Keep only the lines that hold the string "SNAPSHOT", filtering out the rest of the entries below.

======== MATERIAL PROVIDED

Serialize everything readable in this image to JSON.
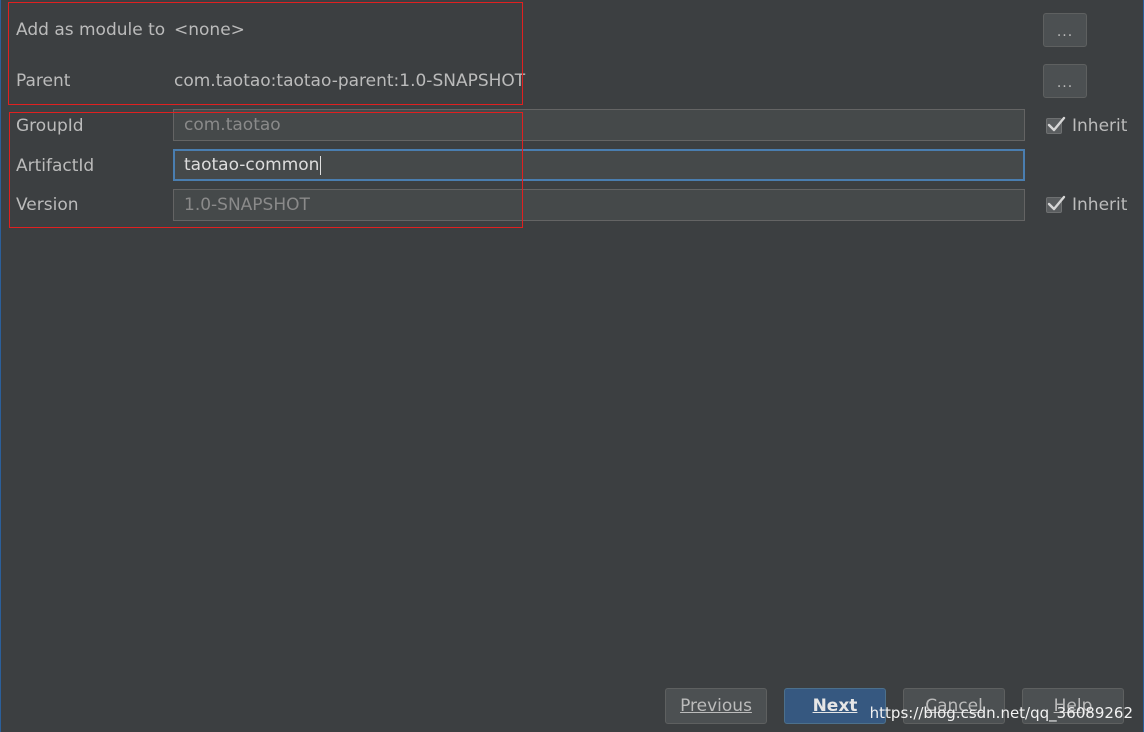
{
  "form": {
    "module": {
      "label": "Add as module to",
      "value": "<none>",
      "button": "..."
    },
    "parent": {
      "label": "Parent",
      "value": "com.taotao:taotao-parent:1.0-SNAPSHOT",
      "button": "..."
    },
    "groupId": {
      "label": "GroupId",
      "value": "com.taotao",
      "inherit_label": "Inherit",
      "inherit_checked": true
    },
    "artifactId": {
      "label": "ArtifactId",
      "value": "taotao-common"
    },
    "version": {
      "label": "Version",
      "value": "1.0-SNAPSHOT",
      "inherit_label": "Inherit",
      "inherit_checked": true
    }
  },
  "buttons": {
    "previous": "Previous",
    "next": "Next",
    "cancel": "Cancel",
    "help": "Help"
  },
  "watermark": "https://blog.csdn.net/qq_36089262",
  "colors": {
    "background": "#3c3f41",
    "field_background": "#45494a",
    "primary_button": "#365880",
    "focus_border": "#4a7eb0",
    "annotation_box": "#e02020",
    "text": "#bbbbbb"
  }
}
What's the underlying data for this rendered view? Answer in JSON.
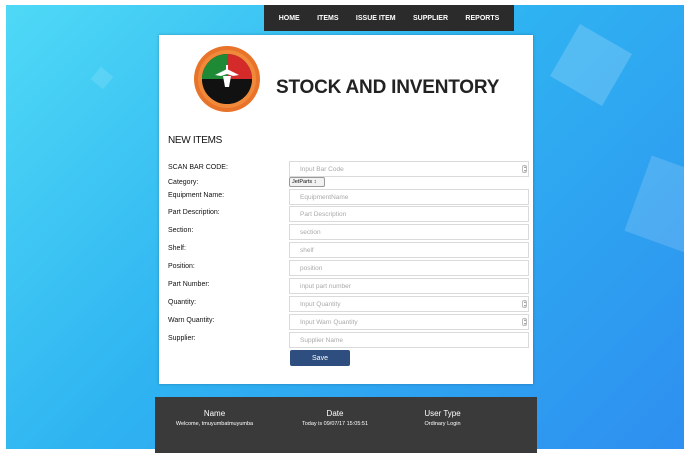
{
  "nav": {
    "items": [
      "HOME",
      "ITEMS",
      "ISSUE ITEM",
      "SUPPLIER",
      "REPORTS"
    ]
  },
  "brand": {
    "title": "STOCK AND INVENTORY"
  },
  "form": {
    "title": "NEW ITEMS",
    "rows": [
      {
        "label": "SCAN BAR CODE:",
        "placeholder": "Input Bar Code"
      },
      {
        "label": "Category:",
        "select_value": "JetParts"
      },
      {
        "label": "Equipment Name:",
        "placeholder": "EquipmentName"
      },
      {
        "label": "Part Description:",
        "placeholder": "Part Description"
      },
      {
        "label": "Section:",
        "placeholder": "section"
      },
      {
        "label": "Shelf:",
        "placeholder": "shelf"
      },
      {
        "label": "Position:",
        "placeholder": "position"
      },
      {
        "label": "Part Number:",
        "placeholder": "input part number"
      },
      {
        "label": "Quantity:",
        "placeholder": "Input Quantity"
      },
      {
        "label": "Warn Quantity:",
        "placeholder": "Input Warn Quantity"
      },
      {
        "label": "Supplier:",
        "placeholder": "Supplier Name"
      }
    ],
    "save_label": "Save"
  },
  "footer": {
    "name_header": "Name",
    "name_value": "Welcome, tmuyumbatmuyumba",
    "date_header": "Date",
    "date_value": "Today is 09/07/17 15:05:51",
    "usertype_header": "User Type",
    "usertype_value": "Ordinary Login"
  },
  "colors": {
    "background_gradient_start": "#4fd9f6",
    "background_gradient_end": "#2e8ff0",
    "nav_bg": "#2b2b2b",
    "button_bg": "#2d4e7e",
    "footer_bg": "#3a3a3a"
  }
}
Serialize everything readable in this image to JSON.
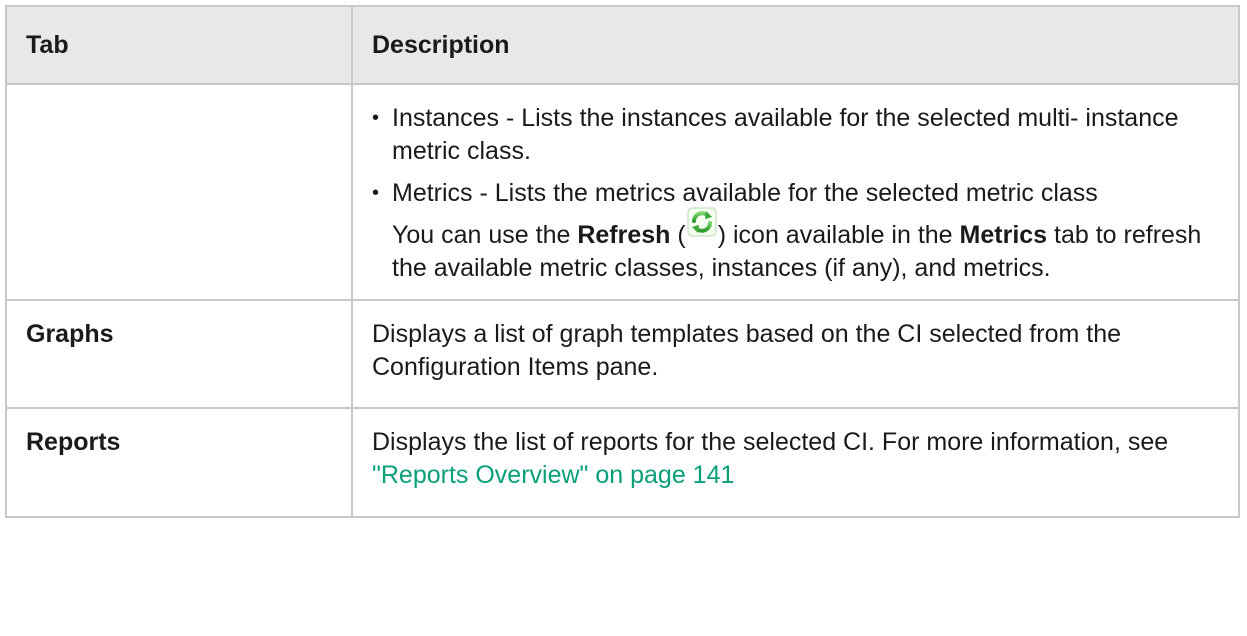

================

--- TASK RESULT ---
      "value": "com.taotao:taotao-parent:1.0-SNAPSHOT",
      "value": "1.0-SNAPSHOT",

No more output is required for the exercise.